# Work order:
Please determine how many lines of the material include the word "data", and respond with nothing but that number.

# Given records:
######
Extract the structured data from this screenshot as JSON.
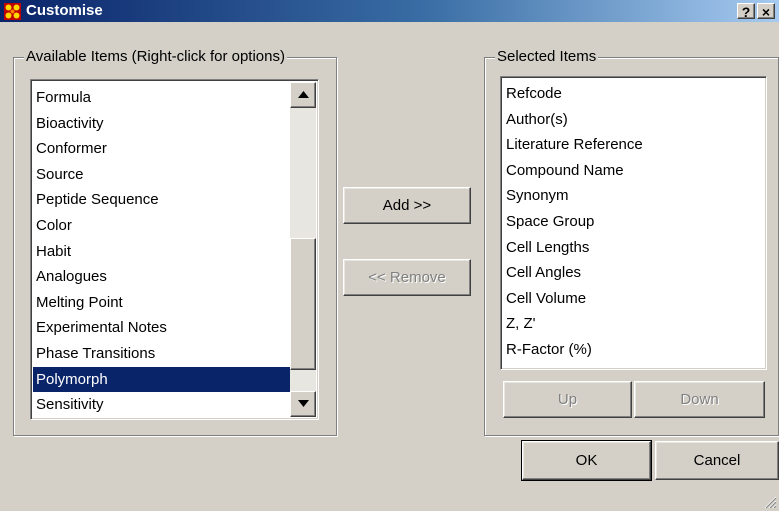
{
  "window": {
    "title": "Customise"
  },
  "titlebar_buttons": {
    "help": "?",
    "close": "×"
  },
  "available": {
    "legend": "Available Items (Right-click for options)",
    "items": [
      "Formula",
      "Bioactivity",
      "Conformer",
      "Source",
      "Peptide Sequence",
      "Color",
      "Habit",
      "Analogues",
      "Melting Point",
      "Experimental Notes",
      "Phase Transitions",
      "Polymorph",
      "Sensitivity"
    ],
    "selected_item": "Polymorph"
  },
  "selected": {
    "legend": "Selected Items",
    "items": [
      "Refcode",
      "Author(s)",
      "Literature Reference",
      "Compound Name",
      "Synonym",
      "Space Group",
      "Cell Lengths",
      "Cell Angles",
      "Cell Volume",
      "Z, Z'",
      "R-Factor (%)"
    ]
  },
  "buttons": {
    "add": "Add >>",
    "remove": "<< Remove",
    "up": "Up",
    "down": "Down",
    "ok": "OK",
    "cancel": "Cancel"
  },
  "colors": {
    "title_gradient_start": "#0a246a",
    "title_gradient_end": "#a6caf0",
    "face": "#d4d0c8",
    "highlight": "#0a246a"
  }
}
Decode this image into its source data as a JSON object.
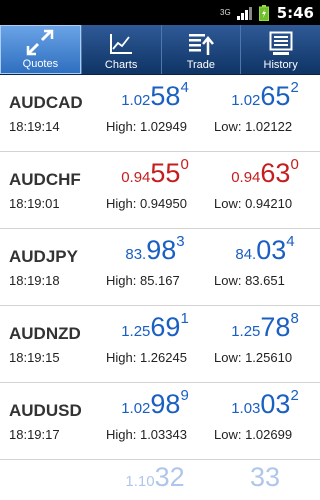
{
  "status_bar": {
    "time": "5:46",
    "network_label": "3G"
  },
  "tabs": [
    {
      "label": "Quotes",
      "icon": "quotes-icon",
      "active": true
    },
    {
      "label": "Charts",
      "icon": "charts-icon",
      "active": false
    },
    {
      "label": "Trade",
      "icon": "trade-icon",
      "active": false
    },
    {
      "label": "History",
      "icon": "history-icon",
      "active": false
    }
  ],
  "colors": {
    "up": "#1a5fc2",
    "down": "#c41e1e",
    "tab_bar": "#1f4a85",
    "tab_active": "#4a8ad6"
  },
  "quotes": [
    {
      "symbol": "AUDCAD",
      "time": "18:19:14",
      "direction": "up",
      "bid": {
        "prefix": "1.02",
        "big": "58",
        "sup": "4"
      },
      "ask": {
        "prefix": "1.02",
        "big": "65",
        "sup": "2"
      },
      "high": "High: 1.02949",
      "low": "Low: 1.02122"
    },
    {
      "symbol": "AUDCHF",
      "time": "18:19:01",
      "direction": "down",
      "bid": {
        "prefix": "0.94",
        "big": "55",
        "sup": "0"
      },
      "ask": {
        "prefix": "0.94",
        "big": "63",
        "sup": "0"
      },
      "high": "High: 0.94950",
      "low": "Low: 0.94210"
    },
    {
      "symbol": "AUDJPY",
      "time": "18:19:18",
      "direction": "up",
      "bid": {
        "prefix": "83.",
        "big": "98",
        "sup": "3"
      },
      "ask": {
        "prefix": "84.",
        "big": "03",
        "sup": "4"
      },
      "high": "High: 85.167",
      "low": "Low: 83.651"
    },
    {
      "symbol": "AUDNZD",
      "time": "18:19:15",
      "direction": "up",
      "bid": {
        "prefix": "1.25",
        "big": "69",
        "sup": "1"
      },
      "ask": {
        "prefix": "1.25",
        "big": "78",
        "sup": "8"
      },
      "high": "High: 1.26245",
      "low": "Low: 1.25610"
    },
    {
      "symbol": "AUDUSD",
      "time": "18:19:17",
      "direction": "up",
      "bid": {
        "prefix": "1.02",
        "big": "98",
        "sup": "9"
      },
      "ask": {
        "prefix": "1.03",
        "big": "03",
        "sup": "2"
      },
      "high": "High: 1.03343",
      "low": "Low: 1.02699"
    }
  ],
  "partial_row": {
    "bid": {
      "prefix": "1.10",
      "big": "32",
      "sup": ""
    },
    "ask": {
      "prefix": "",
      "big": "33",
      "sup": ""
    }
  }
}
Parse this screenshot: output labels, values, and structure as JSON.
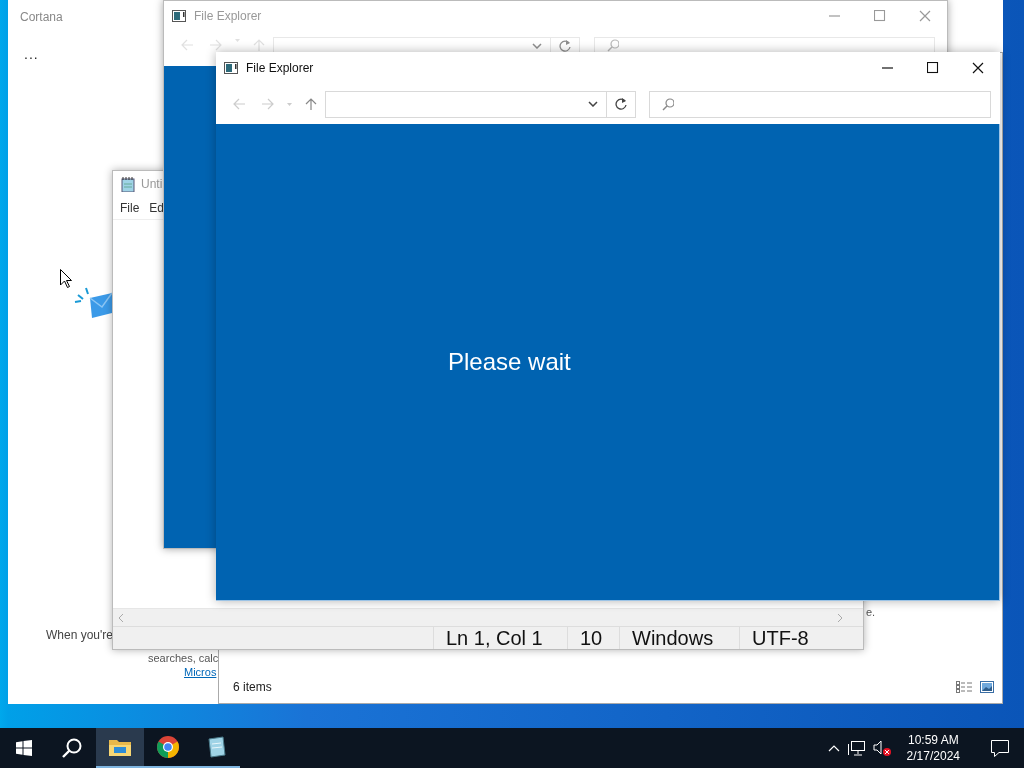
{
  "cortana": {
    "title": "Cortana",
    "more": "...",
    "fragment": "e.",
    "message": "When you're",
    "message_2": "searches, calc",
    "link": "Micros"
  },
  "explorer_back": {
    "title": "File Explorer"
  },
  "notepad": {
    "title": "Unti",
    "menu": [
      "File",
      "Ed"
    ],
    "status": [
      "Ln 1, Col 1",
      "10",
      "Windows",
      "UTF-8"
    ]
  },
  "explorer_front": {
    "title": "File Explorer",
    "message": "Please wait",
    "status": "6 items"
  },
  "taskbar": {
    "apps": [
      {
        "kind": "explorer",
        "selected": true
      },
      {
        "kind": "chrome",
        "selected": false
      },
      {
        "kind": "notepad",
        "selected": false
      }
    ],
    "time": "10:59 AM",
    "date": "2/17/2024"
  }
}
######
# Answer box:
2